This book examines the dynamics shaping the economic process of economic liberalisation in Indonesia since the mid-1980's. Much writing on the process of economic liberalisation in developing countries views economic liberalisation as the victory of economic rationality over political and social interests. In contrast, this book argues that economic liberalisation should not be understood in these terms, but rather in the way that political social interests shape processes of economic reform in both a positive and negative sense. Specifically, Rosser argues that economic liberalisation needs to be understood in terms of the extent to which economic crises shift the balance of power and influence within society away from coalitions opposed to reform and towards those in favour of reform. In the Indonesian context, the main coalitions that need to be examined in this respect are the politico-bureaucrats and the conglomerates who have generally opposed reform and mobile capitalists who have generally supported reform.
Based on extensive original research, and providing much new material, the book considers the politics of economic policy-making in Indonesia in a range of sectors including the capital market, intellectual property law, the banking industry, and the trade and investment sectors.
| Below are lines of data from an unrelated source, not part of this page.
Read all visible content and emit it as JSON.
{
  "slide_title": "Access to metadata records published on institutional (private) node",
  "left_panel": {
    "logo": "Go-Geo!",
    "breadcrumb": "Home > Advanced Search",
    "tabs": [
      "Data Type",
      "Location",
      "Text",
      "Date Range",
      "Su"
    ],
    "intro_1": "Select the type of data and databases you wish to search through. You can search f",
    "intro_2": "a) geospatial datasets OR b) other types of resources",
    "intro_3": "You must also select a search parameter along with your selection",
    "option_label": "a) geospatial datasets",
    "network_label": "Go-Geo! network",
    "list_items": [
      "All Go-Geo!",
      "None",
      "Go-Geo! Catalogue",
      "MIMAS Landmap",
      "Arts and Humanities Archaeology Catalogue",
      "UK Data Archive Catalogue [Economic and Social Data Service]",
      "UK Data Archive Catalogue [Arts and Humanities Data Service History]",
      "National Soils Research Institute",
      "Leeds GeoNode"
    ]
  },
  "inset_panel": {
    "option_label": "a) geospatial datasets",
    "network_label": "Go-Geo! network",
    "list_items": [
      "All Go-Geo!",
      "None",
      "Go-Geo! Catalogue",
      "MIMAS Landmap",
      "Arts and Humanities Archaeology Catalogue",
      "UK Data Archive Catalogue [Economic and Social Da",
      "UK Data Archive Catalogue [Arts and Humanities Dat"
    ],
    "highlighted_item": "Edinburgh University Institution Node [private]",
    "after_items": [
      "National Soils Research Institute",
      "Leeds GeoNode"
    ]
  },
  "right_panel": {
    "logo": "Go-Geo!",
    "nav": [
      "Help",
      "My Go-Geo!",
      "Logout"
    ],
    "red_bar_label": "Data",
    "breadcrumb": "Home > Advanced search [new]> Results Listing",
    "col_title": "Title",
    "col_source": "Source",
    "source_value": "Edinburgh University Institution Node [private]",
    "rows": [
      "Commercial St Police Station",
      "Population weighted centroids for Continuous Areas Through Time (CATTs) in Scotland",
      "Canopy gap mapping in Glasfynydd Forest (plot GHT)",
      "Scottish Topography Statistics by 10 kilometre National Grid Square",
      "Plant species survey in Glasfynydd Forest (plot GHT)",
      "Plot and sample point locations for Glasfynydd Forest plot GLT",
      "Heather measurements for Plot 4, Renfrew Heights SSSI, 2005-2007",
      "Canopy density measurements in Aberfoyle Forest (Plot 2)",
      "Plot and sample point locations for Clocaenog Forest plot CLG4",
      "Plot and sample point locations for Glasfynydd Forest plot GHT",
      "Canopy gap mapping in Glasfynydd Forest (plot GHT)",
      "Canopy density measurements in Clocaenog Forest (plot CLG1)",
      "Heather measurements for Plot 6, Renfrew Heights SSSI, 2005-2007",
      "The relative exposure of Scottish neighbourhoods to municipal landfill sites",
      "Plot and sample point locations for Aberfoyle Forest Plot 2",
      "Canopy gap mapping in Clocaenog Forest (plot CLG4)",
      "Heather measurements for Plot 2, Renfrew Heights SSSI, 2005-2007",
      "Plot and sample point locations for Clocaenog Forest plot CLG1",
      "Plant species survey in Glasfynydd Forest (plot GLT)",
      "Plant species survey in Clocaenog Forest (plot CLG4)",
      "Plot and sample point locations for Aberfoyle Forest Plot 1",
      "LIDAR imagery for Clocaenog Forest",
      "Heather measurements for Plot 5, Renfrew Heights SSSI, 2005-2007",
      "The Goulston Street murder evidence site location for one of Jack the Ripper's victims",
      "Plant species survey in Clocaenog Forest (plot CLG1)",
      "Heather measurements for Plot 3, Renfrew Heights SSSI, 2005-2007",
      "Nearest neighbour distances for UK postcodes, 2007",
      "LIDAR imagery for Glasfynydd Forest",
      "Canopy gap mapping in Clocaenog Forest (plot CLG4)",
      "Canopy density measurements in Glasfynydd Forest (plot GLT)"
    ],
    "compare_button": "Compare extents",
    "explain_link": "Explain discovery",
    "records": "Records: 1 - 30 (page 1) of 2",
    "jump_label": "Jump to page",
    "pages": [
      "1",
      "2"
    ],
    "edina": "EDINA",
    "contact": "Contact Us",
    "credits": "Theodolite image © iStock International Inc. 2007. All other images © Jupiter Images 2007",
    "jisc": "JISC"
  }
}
Analysing why the nature of economic policy in Indonesia has varied over time, this study argues that there is nothing inevitable about a transition to a fully-fledged liberal market order in Indonesia, and outlines possible future scenarios for the country's political economy.
'A welcome addition to the political economy literature on Indonesia.' - Pacific Affairs